Available records
════════════════
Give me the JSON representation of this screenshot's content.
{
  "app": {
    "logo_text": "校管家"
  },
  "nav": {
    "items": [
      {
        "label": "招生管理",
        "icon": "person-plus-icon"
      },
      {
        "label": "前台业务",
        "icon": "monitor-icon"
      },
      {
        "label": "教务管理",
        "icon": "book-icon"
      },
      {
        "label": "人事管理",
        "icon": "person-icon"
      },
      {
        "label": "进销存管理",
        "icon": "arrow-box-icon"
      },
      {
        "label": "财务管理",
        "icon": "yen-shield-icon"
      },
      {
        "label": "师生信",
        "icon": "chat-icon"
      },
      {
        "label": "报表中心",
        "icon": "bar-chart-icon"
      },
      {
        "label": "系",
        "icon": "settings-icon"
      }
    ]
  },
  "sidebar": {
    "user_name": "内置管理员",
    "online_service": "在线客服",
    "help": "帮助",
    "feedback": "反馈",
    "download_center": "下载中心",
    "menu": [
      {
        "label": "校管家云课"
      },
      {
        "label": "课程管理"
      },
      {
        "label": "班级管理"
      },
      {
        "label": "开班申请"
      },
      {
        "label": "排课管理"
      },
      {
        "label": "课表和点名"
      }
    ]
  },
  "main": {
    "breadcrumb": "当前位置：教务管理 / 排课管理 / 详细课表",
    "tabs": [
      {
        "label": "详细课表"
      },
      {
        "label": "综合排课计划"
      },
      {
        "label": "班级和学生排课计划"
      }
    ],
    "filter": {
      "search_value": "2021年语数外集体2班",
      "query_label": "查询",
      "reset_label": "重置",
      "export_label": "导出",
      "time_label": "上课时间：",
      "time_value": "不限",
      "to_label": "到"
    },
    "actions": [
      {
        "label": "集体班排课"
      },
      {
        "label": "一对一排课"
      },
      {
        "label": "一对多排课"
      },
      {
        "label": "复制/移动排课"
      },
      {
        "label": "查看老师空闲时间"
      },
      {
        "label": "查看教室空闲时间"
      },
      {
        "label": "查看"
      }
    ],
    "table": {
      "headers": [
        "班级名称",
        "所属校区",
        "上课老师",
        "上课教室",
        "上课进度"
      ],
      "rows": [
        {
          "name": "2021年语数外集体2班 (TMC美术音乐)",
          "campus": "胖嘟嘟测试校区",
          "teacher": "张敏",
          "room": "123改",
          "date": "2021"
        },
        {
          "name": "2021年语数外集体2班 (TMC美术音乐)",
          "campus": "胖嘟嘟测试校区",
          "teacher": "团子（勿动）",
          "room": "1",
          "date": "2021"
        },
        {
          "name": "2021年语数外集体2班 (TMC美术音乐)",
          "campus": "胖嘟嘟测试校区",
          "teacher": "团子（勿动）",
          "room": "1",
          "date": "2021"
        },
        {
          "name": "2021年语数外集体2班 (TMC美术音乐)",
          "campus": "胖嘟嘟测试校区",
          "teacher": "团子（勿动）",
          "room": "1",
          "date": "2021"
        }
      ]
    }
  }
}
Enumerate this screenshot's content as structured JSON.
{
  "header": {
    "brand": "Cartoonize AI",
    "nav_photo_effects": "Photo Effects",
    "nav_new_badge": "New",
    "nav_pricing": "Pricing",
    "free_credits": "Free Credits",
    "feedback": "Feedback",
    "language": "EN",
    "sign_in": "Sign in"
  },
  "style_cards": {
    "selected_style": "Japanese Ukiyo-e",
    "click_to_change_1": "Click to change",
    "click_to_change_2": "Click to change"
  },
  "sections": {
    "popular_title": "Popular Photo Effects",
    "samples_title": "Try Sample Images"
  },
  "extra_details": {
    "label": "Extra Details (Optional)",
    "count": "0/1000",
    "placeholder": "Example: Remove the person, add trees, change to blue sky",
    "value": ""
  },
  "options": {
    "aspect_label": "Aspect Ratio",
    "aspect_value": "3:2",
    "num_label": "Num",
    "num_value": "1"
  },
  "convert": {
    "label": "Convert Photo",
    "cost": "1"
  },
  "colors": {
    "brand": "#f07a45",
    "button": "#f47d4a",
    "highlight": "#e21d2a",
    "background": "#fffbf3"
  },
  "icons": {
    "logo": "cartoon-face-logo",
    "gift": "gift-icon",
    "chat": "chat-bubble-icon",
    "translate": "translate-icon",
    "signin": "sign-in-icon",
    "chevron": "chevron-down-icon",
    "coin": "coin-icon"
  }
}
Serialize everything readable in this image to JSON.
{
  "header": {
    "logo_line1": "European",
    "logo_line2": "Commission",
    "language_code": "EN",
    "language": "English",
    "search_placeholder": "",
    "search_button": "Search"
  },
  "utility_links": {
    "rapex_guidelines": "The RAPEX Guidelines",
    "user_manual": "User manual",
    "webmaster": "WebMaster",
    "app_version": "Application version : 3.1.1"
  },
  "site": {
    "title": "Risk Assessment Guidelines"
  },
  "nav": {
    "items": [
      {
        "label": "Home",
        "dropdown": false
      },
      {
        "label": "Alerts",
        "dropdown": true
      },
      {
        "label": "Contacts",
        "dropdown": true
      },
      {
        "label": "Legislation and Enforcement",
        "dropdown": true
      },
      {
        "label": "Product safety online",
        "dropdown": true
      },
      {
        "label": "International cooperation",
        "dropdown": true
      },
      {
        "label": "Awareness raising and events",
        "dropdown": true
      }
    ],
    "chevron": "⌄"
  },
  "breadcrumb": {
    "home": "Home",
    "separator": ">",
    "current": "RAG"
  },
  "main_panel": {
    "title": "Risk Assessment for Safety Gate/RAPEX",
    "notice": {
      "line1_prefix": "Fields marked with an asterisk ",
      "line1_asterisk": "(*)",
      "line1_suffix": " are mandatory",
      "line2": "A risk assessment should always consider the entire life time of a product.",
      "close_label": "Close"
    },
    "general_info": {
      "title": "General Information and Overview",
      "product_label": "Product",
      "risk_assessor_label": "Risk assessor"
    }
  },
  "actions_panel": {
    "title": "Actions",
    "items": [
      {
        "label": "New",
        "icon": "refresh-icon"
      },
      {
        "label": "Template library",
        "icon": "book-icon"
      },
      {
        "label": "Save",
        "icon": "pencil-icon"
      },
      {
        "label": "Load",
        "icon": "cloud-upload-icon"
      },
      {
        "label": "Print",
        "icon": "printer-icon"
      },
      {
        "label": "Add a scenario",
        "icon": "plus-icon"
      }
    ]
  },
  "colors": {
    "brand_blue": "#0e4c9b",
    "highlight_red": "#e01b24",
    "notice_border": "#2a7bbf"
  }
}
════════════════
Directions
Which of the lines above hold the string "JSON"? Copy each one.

Result for this task
Give me the JSON representation of this screenshot's content.
Enumerate this screenshot's content as structured JSON.
Serialize everything readable in this image to JSON.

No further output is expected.